Airbus CEO Fabrice Bregier intends to double the company's current market share in Japan by 2020, posing further challenge to US rival Boeing that has recently suffered a multi-billion dollar contract loss in the country.
The European aircraft manufacturer will increase its market share to 25% from the current 13% in the next seven years, Bregier said in a speech at the 15th Nikkei Global Management Forum in Tokyo. In the next 20 to 25 years, Airbus aims at a market share of 50%.
The company looks to capitalise on the rising demand for commercial aeroplanes from the Asian markets.
"Asia will be center stage for our business in coming years," Bregier said at the forum, adding that Airbus is focusing on "the importance of getting close to growth markets."
Airbus is successfully expanding its operations in China, Bregier said. The company will increase its market share in China to 50% next year from 30% in 2005 and 5% in 1995.
Politics and Aircraft Orders
Bregier added that politics can influence aircraft purchases by carriers in Japan.
"It is clear the political environment has some influence on business as we can see here in Japan, or in Europe and the United States," Bregier said in his speech.
Two weeks before, Airbus won a multi-billion-dollar order from Japan Airlines (JAL) for the first time, ending decades-long monopoly of rival Boeing in the Japanese commercial aeroplane market. The US aircraft maker had been boasting of an 80% market share in Japan.
JAL has ordered 31 A350 planes valued at about $9.5bn (£5.9bn, €7bn) at list prices. Bregier said the JAL order was based on business concerns.
Japanese airlines including the biggest ones, All Nippon Airways (ANA) and JAL, had been relying heavily on US-based Boeing for their aircraft needs. While Boeing jets constitute 78% of JAL's fleet of 214 planes, they make 84% of ANA's fleet of 238 planes.

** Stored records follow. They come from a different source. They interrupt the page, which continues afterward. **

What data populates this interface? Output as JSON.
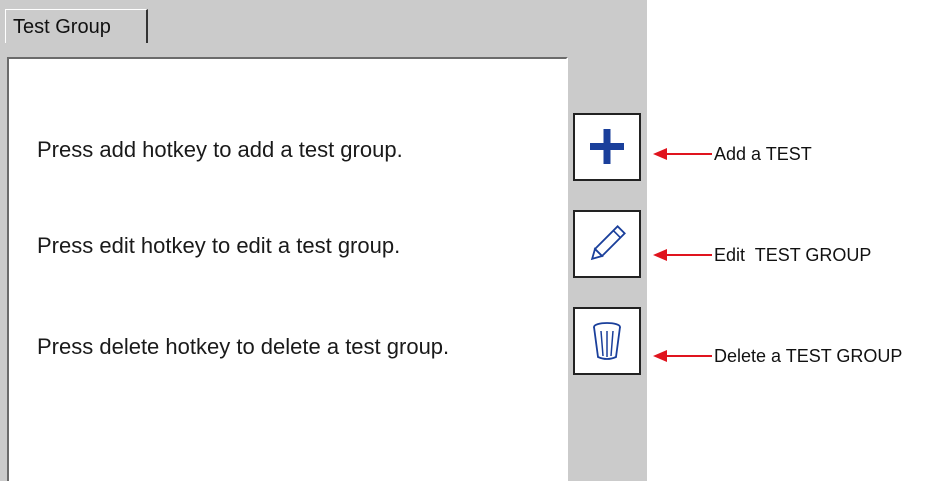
{
  "tab": {
    "label": "Test Group"
  },
  "panel": {
    "lines": [
      "Press add hotkey to add a test group.",
      "Press edit hotkey to edit a test group.",
      "Press delete hotkey to delete a test group."
    ]
  },
  "hotkeys": [
    {
      "icon": "plus-icon",
      "color": "#1a3f9b"
    },
    {
      "icon": "pencil-icon",
      "color": "#1a3f9b"
    },
    {
      "icon": "trash-bin-icon",
      "color": "#1a3f9b"
    }
  ],
  "callouts": [
    "Add a TEST",
    "Edit  TEST GROUP",
    "Delete a TEST GROUP"
  ],
  "colors": {
    "arrow": "#e0141e",
    "device_background": "#cbcbcb",
    "icon": "#1a3f9b"
  }
}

Taking advantage of Boeing's recent troubles with its jets, Airbus has been pushing its aircraft models, especially the profit-making long-haul jets, in the Japanese market. Its market share in Japan increased steadily as low-cost carriers chose to lease its planes.